● Prompt: The following data is to be repeated exactly, its pictures excluded.

Collected data
┌──
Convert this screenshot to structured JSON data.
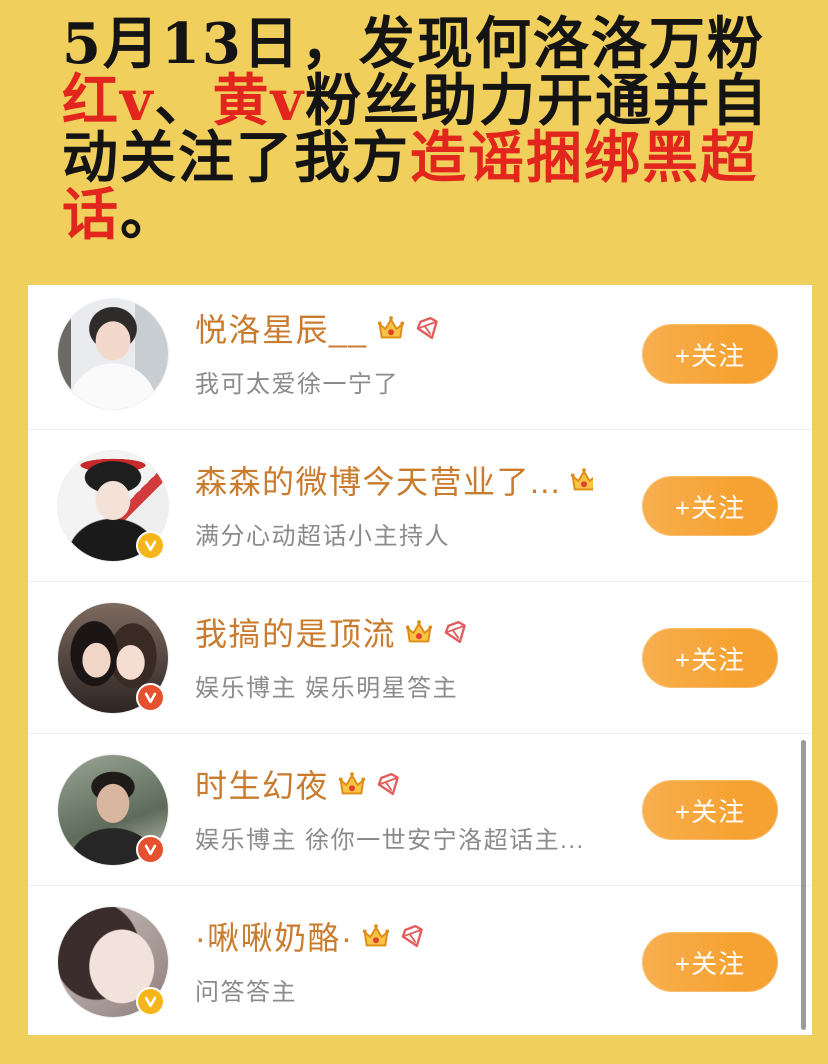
{
  "colors": {
    "page_background": "#f0cf5d",
    "card_background": "#ffffff",
    "headline_text": "#141414",
    "headline_emphasis": "#e2261e",
    "username": "#c97b2e",
    "description": "#8b8b8b",
    "follow_button": "#f6a232",
    "follow_button_text": "#ffffff"
  },
  "headline": {
    "lines": [
      [
        "5月13日，发现何洛洛万粉"
      ],
      [
        "红v",
        "、",
        "黄v",
        "粉丝助力开通并自"
      ],
      [
        "动关注了我方",
        "造谣捆绑黑超"
      ],
      [
        "话",
        "。"
      ]
    ]
  },
  "follow_button_label": "+关注",
  "users": [
    {
      "name": "悦洛星辰__",
      "description": "我可太爱徐一宁了",
      "icons": [
        "crown-icon",
        "diamond-icon"
      ],
      "verified_badge": null
    },
    {
      "name": "森森的微博今天营业了...",
      "description": "满分心动超话小主持人",
      "icons": [
        "crown-icon"
      ],
      "verified_badge": {
        "icon": "verified-v-icon",
        "color": "#f6b619"
      }
    },
    {
      "name": "我搞的是顶流",
      "description": "娱乐博主 娱乐明星答主",
      "icons": [
        "crown-icon",
        "diamond-icon"
      ],
      "verified_badge": {
        "icon": "verified-v-icon",
        "color": "#e5512e"
      }
    },
    {
      "name": "时生幻夜",
      "description": "娱乐博主 徐你一世安宁洛超话主...",
      "icons": [
        "crown-icon",
        "diamond-icon"
      ],
      "verified_badge": {
        "icon": "verified-v-icon",
        "color": "#e5512e"
      }
    },
    {
      "name": "·啾啾奶酪·",
      "description": "问答答主",
      "icons": [
        "crown-icon",
        "diamond-icon"
      ],
      "verified_badge": {
        "icon": "verified-v-icon",
        "color": "#f6b619"
      }
    }
  ]
}
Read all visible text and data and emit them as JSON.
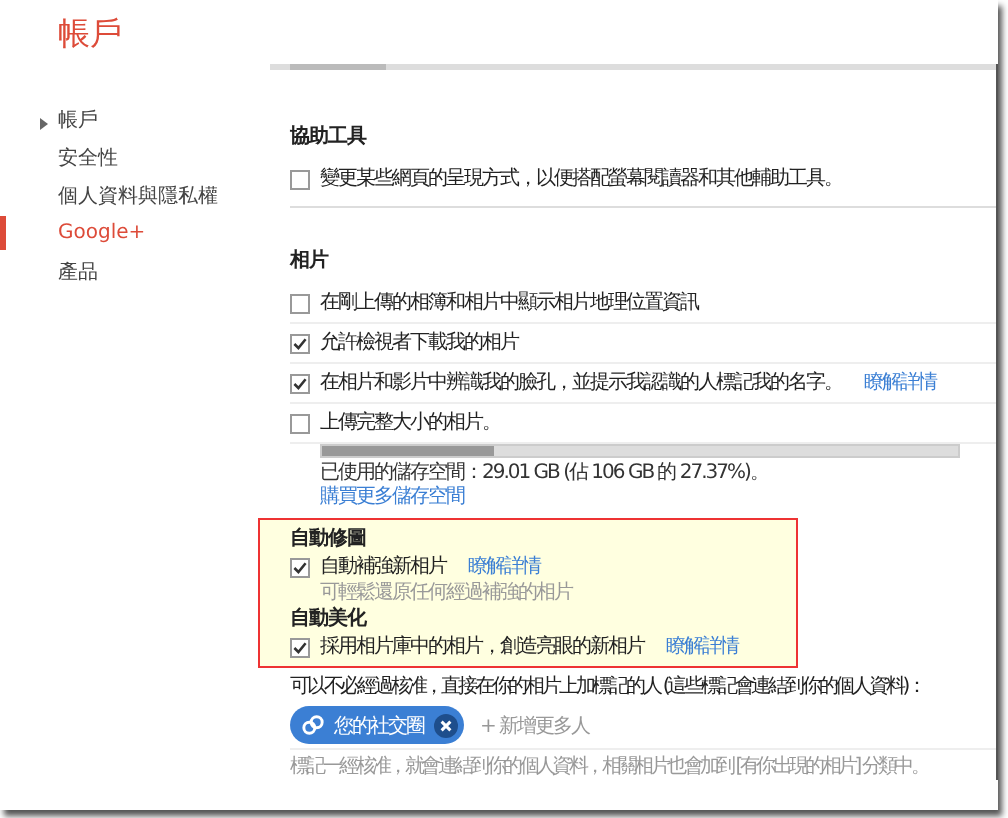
{
  "title": "帳戶",
  "sidebar": [
    {
      "label": "帳戶",
      "selected": false,
      "arrow": true
    },
    {
      "label": "安全性",
      "selected": false,
      "arrow": false
    },
    {
      "label": "個人資料與隱私權",
      "selected": false,
      "arrow": false
    },
    {
      "label": "Google+",
      "selected": true,
      "arrow": false
    },
    {
      "label": "產品",
      "selected": false,
      "arrow": false
    }
  ],
  "sections": [
    {
      "heading": "協助工具",
      "items": [
        {
          "label": "變更某些網頁的呈現方式，以便搭配螢幕閱讀器和其他輔助工具。",
          "checked": false
        }
      ]
    },
    {
      "heading": "相片",
      "items": [
        {
          "label": "在剛上傳的相簿和相片中顯示相片地理位置資訊",
          "checked": false
        },
        {
          "label": "允許檢視者下載我的相片",
          "checked": true
        },
        {
          "label": "在相片和影片中辨識我的臉孔，並提示我認識的人標記我的名字。",
          "checked": true,
          "link": "瞭解詳情"
        },
        {
          "label": "上傳完整大小的相片。",
          "checked": false,
          "storage": {
            "level": 0.27,
            "usage": "已使用的儲存空間：29.01 GB (佔 106 GB 的 27.37%)。",
            "link": "購買更多儲存空間"
          }
        }
      ]
    }
  ],
  "highlight": [
    {
      "heading": "自動修圖",
      "label": "自動補強新相片",
      "checked": true,
      "link": "瞭解詳情",
      "hint": "可輕鬆還原任何經過補強的相片"
    },
    {
      "heading": "自動美化",
      "label": "採用相片庫中的相片，創造亮眼的新相片",
      "checked": true,
      "link": "瞭解詳情"
    }
  ],
  "tagging": {
    "text": "可以不必經過核准，直接在你的相片上加標記的人 (這些標記會連結到你的個人資料)：",
    "chip": "您的社交圈",
    "add_more": "+ 新增更多人",
    "footer": "標記一經核准，就會連結到你的個人資料，相關相片也會加到 [有你出現的相片] 分類中。"
  }
}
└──
● Solution to the problem:
Convert this screenshot to structured JSON data.
{
  "colors": {
    "page_background": "#f0cf5d",
    "card_background": "#ffffff",
    "headline_text": "#141414",
    "headline_emphasis": "#e2261e",
    "username": "#c97b2e",
    "description": "#8b8b8b",
    "follow_button": "#f6a232",
    "follow_button_text": "#ffffff"
  },
  "headline": {
    "lines": [
      [
        "5月13日，发现何洛洛万粉"
      ],
      [
        "红v",
        "、",
        "黄v",
        "粉丝助力开通并自"
      ],
      [
        "动关注了我方",
        "造谣捆绑黑超"
      ],
      [
        "话",
        "。"
      ]
    ]
  },
  "follow_button_label": "+关注",
  "users": [
    {
      "name": "悦洛星辰__",
      "description": "我可太爱徐一宁了",
      "icons": [
        "crown-icon",
        "diamond-icon"
      ],
      "verified_badge": null
    },
    {
      "name": "森森的微博今天营业了...",
      "description": "满分心动超话小主持人",
      "icons": [
        "crown-icon"
      ],
      "verified_badge": {
        "icon": "verified-v-icon",
        "color": "#f6b619"
      }
    },
    {
      "name": "我搞的是顶流",
      "description": "娱乐博主 娱乐明星答主",
      "icons": [
        "crown-icon",
        "diamond-icon"
      ],
      "verified_badge": {
        "icon": "verified-v-icon",
        "color": "#e5512e"
      }
    },
    {
      "name": "时生幻夜",
      "description": "娱乐博主 徐你一世安宁洛超话主...",
      "icons": [
        "crown-icon",
        "diamond-icon"
      ],
      "verified_badge": {
        "icon": "verified-v-icon",
        "color": "#e5512e"
      }
    },
    {
      "name": "·啾啾奶酪·",
      "description": "问答答主",
      "icons": [
        "crown-icon",
        "diamond-icon"
      ],
      "verified_badge": {
        "icon": "verified-v-icon",
        "color": "#f6b619"
      }
    }
  ]
}
Read all visible text and data and emit them as JSON.
{
  "title": "帳戶",
  "sidebar": [
    {
      "label": "帳戶",
      "selected": false,
      "arrow": true
    },
    {
      "label": "安全性",
      "selected": false,
      "arrow": false
    },
    {
      "label": "個人資料與隱私權",
      "selected": false,
      "arrow": false
    },
    {
      "label": "Google+",
      "selected": true,
      "arrow": false
    },
    {
      "label": "產品",
      "selected": false,
      "arrow": false
    }
  ],
  "sections": [
    {
      "heading": "協助工具",
      "items": [
        {
          "label": "變更某些網頁的呈現方式，以便搭配螢幕閱讀器和其他輔助工具。",
          "checked": false
        }
      ]
    },
    {
      "heading": "相片",
      "items": [
        {
          "label": "在剛上傳的相簿和相片中顯示相片地理位置資訊",
          "checked": false
        },
        {
          "label": "允許檢視者下載我的相片",
          "checked": true
        },
        {
          "label": "在相片和影片中辨識我的臉孔，並提示我認識的人標記我的名字。",
          "checked": true,
          "link": "瞭解詳情"
        },
        {
          "label": "上傳完整大小的相片。",
          "checked": false,
          "storage": {
            "level": 0.27,
            "usage": "已使用的儲存空間：29.01 GB (佔 106 GB 的 27.37%)。",
            "link": "購買更多儲存空間"
          }
        }
      ]
    }
  ],
  "highlight": [
    {
      "heading": "自動修圖",
      "label": "自動補強新相片",
      "checked": true,
      "link": "瞭解詳情",
      "hint": "可輕鬆還原任何經過補強的相片"
    },
    {
      "heading": "自動美化",
      "label": "採用相片庫中的相片，創造亮眼的新相片",
      "checked": true,
      "link": "瞭解詳情"
    }
  ],
  "tagging": {
    "text": "可以不必經過核准，直接在你的相片上加標記的人 (這些標記會連結到你的個人資料)：",
    "chip": "您的社交圈",
    "add_more": "+ 新增更多人",
    "footer": "標記一經核准，就會連結到你的個人資料，相關相片也會加到 [有你出現的相片] 分類中。"
  }
}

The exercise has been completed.